“We want to ensure that the students are given a positive experience during the placement, and hope that by doing this they will consider staying with us when they complete their placements and register as nurses and AHPs.”
The induction event has been taking place at the Sands Centre in Carlisle, and special social distancing measures have been implemented throughout the process, to ensure the students stay at least two metres away from each other.
The local community has also been keen to welcome the students to their placements, and as a token of appreciation Richard Ferris, from Leave a Light On, has coordinated lunch and refreshments for the students throughout the process.
Throughout the placements, students will also be able to learn about the many development opportunities on offer at NCIC, in the hope that they will choose to stay at the Trust when they complete their training.
The Nursing and Midwifery Council and the Health and Care Professions Council have also agreed to suspend the usual supernumerary status for students, and the students have instead been offered the opportunity to commence temporary formal contracts and take up paid NHS healthcare positions within the Trust.
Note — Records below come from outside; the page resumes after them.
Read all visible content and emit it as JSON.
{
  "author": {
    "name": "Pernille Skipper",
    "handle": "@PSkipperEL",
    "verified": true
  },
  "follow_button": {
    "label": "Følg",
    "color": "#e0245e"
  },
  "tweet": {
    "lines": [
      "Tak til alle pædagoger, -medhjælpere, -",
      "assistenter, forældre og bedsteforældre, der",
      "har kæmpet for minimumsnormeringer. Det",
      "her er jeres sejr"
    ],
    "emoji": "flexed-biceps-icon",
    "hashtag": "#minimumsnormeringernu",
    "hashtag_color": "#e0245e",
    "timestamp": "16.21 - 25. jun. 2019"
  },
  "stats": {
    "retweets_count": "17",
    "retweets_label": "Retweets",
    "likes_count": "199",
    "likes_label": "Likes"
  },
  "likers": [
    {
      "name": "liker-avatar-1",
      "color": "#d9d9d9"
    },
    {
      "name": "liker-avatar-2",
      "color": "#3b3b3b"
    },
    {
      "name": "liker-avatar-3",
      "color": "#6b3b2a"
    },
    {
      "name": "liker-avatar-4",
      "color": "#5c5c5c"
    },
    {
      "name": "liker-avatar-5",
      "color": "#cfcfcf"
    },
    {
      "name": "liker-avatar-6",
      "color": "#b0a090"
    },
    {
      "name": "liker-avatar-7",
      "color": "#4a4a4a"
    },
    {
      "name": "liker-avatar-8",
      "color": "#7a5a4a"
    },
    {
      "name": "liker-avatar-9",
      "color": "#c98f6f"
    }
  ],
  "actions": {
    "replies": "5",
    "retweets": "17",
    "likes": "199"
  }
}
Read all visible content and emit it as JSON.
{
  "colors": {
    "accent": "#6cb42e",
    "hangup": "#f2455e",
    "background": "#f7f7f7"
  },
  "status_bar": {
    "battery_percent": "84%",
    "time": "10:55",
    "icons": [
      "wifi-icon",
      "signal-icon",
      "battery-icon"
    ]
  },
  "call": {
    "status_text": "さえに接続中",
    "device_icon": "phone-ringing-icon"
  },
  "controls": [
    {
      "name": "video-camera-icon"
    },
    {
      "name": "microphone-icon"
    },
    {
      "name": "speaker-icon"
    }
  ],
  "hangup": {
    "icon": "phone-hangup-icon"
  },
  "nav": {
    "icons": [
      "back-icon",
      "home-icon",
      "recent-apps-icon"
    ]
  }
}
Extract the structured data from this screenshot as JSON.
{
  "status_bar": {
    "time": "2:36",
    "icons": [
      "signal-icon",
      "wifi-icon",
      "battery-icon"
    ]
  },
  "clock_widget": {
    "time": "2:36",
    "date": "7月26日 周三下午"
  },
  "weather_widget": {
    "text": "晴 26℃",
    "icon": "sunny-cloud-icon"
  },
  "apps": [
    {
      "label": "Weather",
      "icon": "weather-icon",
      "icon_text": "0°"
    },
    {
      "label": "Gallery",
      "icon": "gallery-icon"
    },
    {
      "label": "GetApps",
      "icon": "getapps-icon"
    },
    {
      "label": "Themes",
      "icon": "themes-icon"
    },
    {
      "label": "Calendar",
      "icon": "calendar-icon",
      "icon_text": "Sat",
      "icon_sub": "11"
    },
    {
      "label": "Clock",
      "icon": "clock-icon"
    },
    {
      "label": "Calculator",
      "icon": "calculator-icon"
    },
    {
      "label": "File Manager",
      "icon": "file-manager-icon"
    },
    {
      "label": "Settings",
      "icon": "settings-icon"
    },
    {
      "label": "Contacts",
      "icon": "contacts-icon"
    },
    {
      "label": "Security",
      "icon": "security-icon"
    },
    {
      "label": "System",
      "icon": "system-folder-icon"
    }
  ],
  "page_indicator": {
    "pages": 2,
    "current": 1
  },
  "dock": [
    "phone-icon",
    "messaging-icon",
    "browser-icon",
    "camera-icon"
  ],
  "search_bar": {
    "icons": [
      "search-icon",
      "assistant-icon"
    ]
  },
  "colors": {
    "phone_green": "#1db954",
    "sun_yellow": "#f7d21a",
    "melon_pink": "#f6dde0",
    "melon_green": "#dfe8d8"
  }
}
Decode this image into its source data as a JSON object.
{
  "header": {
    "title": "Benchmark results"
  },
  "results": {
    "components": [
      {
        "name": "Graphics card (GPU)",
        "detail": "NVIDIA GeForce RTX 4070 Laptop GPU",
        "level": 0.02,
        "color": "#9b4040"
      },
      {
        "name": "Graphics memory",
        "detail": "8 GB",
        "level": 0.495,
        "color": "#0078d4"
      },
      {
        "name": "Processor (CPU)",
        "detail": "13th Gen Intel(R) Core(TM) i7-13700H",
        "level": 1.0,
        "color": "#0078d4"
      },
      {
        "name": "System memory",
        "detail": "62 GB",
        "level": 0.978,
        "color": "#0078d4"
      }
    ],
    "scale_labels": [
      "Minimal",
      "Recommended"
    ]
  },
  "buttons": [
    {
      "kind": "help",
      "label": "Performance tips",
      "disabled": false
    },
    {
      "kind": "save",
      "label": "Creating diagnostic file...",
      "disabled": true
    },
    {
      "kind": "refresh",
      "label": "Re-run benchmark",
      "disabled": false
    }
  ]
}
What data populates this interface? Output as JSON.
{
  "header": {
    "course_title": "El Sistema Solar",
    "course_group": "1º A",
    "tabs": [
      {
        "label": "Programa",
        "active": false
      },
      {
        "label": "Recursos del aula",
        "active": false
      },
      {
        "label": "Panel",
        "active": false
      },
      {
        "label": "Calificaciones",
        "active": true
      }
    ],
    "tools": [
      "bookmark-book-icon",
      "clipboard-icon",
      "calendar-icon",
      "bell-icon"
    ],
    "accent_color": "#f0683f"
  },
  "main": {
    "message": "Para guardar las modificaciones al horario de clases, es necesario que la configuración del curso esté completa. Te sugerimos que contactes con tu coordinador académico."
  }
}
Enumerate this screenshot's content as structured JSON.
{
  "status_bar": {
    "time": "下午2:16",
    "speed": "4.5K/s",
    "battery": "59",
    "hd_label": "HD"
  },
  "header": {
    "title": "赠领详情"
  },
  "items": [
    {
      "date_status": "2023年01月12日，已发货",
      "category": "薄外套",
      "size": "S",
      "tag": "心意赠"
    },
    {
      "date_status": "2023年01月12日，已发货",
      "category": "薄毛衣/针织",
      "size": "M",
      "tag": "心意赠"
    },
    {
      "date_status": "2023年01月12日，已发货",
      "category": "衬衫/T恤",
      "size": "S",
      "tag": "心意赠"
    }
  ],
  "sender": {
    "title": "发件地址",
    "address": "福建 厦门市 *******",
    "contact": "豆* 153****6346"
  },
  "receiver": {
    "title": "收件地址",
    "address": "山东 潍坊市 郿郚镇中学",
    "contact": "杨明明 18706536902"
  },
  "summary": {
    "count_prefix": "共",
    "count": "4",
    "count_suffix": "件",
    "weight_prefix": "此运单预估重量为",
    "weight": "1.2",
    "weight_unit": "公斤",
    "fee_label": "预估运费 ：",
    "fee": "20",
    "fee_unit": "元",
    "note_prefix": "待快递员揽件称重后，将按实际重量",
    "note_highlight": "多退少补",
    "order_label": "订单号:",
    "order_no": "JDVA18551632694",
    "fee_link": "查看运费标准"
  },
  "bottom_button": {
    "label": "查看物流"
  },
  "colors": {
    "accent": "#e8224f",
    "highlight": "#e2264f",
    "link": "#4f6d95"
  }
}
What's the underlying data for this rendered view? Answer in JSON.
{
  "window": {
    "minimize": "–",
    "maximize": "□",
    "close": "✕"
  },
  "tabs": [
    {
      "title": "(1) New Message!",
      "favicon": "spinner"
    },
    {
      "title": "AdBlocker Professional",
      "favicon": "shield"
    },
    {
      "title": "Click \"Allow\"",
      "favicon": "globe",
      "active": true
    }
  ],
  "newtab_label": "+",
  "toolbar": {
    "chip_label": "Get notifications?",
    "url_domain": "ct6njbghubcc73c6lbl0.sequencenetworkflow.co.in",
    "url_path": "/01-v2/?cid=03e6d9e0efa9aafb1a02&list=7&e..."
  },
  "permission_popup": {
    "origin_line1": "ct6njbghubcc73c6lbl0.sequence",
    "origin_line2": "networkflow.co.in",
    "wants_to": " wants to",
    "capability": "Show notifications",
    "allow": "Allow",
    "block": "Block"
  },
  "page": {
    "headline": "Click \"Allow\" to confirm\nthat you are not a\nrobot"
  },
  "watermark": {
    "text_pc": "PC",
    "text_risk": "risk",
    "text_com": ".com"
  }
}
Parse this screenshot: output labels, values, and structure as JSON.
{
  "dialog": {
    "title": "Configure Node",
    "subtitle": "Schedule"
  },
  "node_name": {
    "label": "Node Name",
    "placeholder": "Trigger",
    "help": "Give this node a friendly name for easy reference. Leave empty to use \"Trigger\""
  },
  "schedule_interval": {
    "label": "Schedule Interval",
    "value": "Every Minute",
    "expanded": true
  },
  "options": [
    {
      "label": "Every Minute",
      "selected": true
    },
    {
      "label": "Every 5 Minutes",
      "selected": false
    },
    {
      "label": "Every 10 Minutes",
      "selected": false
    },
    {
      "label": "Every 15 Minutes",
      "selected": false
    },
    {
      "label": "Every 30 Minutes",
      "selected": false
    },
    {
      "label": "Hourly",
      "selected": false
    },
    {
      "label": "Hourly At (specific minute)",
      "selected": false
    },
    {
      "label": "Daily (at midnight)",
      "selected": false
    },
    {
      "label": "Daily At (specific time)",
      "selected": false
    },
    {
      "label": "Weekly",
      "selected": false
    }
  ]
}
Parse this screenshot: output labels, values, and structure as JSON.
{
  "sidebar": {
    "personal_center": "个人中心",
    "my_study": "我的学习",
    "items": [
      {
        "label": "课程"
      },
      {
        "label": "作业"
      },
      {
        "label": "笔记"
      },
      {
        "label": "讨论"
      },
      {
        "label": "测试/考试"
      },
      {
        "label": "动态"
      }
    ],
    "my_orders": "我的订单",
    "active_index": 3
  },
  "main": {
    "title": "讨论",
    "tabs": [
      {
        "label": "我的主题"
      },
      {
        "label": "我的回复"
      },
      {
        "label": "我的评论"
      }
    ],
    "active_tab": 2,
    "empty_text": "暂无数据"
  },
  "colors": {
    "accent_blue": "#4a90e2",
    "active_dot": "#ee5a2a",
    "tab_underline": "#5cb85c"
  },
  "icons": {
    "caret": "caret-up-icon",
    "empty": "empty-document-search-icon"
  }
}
The cohort taking part in this week’s induction is made up of students from University of Cumbria, Manchester Metropolitan University, Middlesex University, Northumbria University, University of Central Lancashire, Keele University and Plymouth University. It includes students from both adult and paediatric nursing, midwives, operating department practitioner, physiotherapy and occupational therapy.
These students are being drafted into placement on an emergency rota basis. However, it is still voluntary and they can opt-out if they choose.
It’s estimated that this approach could increase the NHS workforce in Cumbria and North Lancashire by an additional 352 student nurses.